“For starters, a diet rich in fruits, vegetables, fish, nuts and beans but low processed foods and saturated fat, is not only great for overall health, but can also help manage disease activity,” explains the AF.
Many of these items can be found in the Mediterranean diet, which has been linked to a host of health benefits.
In fact, a Mediterranean diet can reduce markers of inflammation in people with osteoarthritis, according to a study led by researchers at the University of Kent and published in the Journal of Nutrition, Health and Aging.
“Combined with a healthy, balanced diet, regular exercise will help you lose weight and place less strain on your joints,” explains the health body.
It adds: “Your GP can recommend the type and level of exercise that’s right for you.”
Exercise does not have to be very vigorous to produce benefits.

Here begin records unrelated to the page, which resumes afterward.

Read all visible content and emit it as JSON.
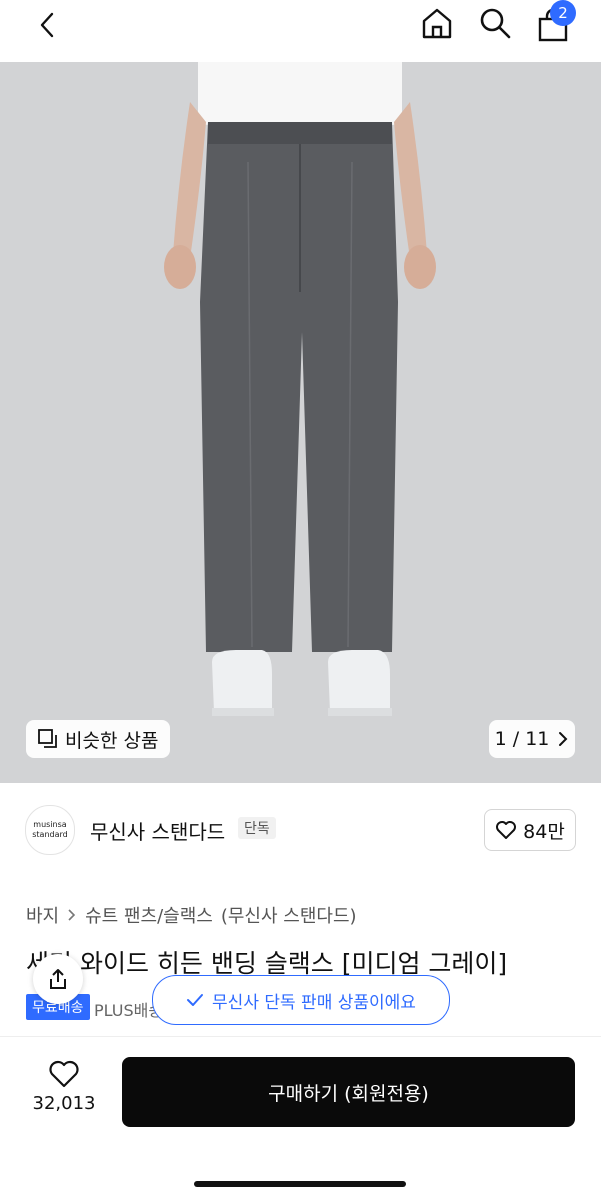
{
  "header": {
    "cart_count": "2"
  },
  "hero": {
    "similar_label": "비슷한 상품",
    "counter": "1 / 11"
  },
  "brand": {
    "logo_line1": "musinsa",
    "logo_line2": "standard",
    "name": "무신사 스탠다드",
    "exclusive": "단독",
    "likes": "84만"
  },
  "product": {
    "breadcrumb": [
      "바지",
      "슈트 팬츠/슬랙스",
      "(무신사 스탠다드)"
    ],
    "title": "세미 와이드 히든 밴딩 슬랙스 [미디엄 그레이]",
    "tag_blue": "무료배송",
    "tag_gray": "PLUS배송"
  },
  "toast": {
    "text": "무신사 단독 판매 상품이에요"
  },
  "bottom": {
    "wish_count": "32,013",
    "buy_label": "구매하기 (회원전용)"
  },
  "colors": {
    "accent": "#2f6bff",
    "hero_bg": "#d2d3d5",
    "buy_bg": "#0a0a0a"
  }
}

Health body Arthritis Action explains: “Even gentle stretching or Tai Chi can improve balance and help keep the joints moving, and simple walking can dramatically improve fitness and reduce joint pain.”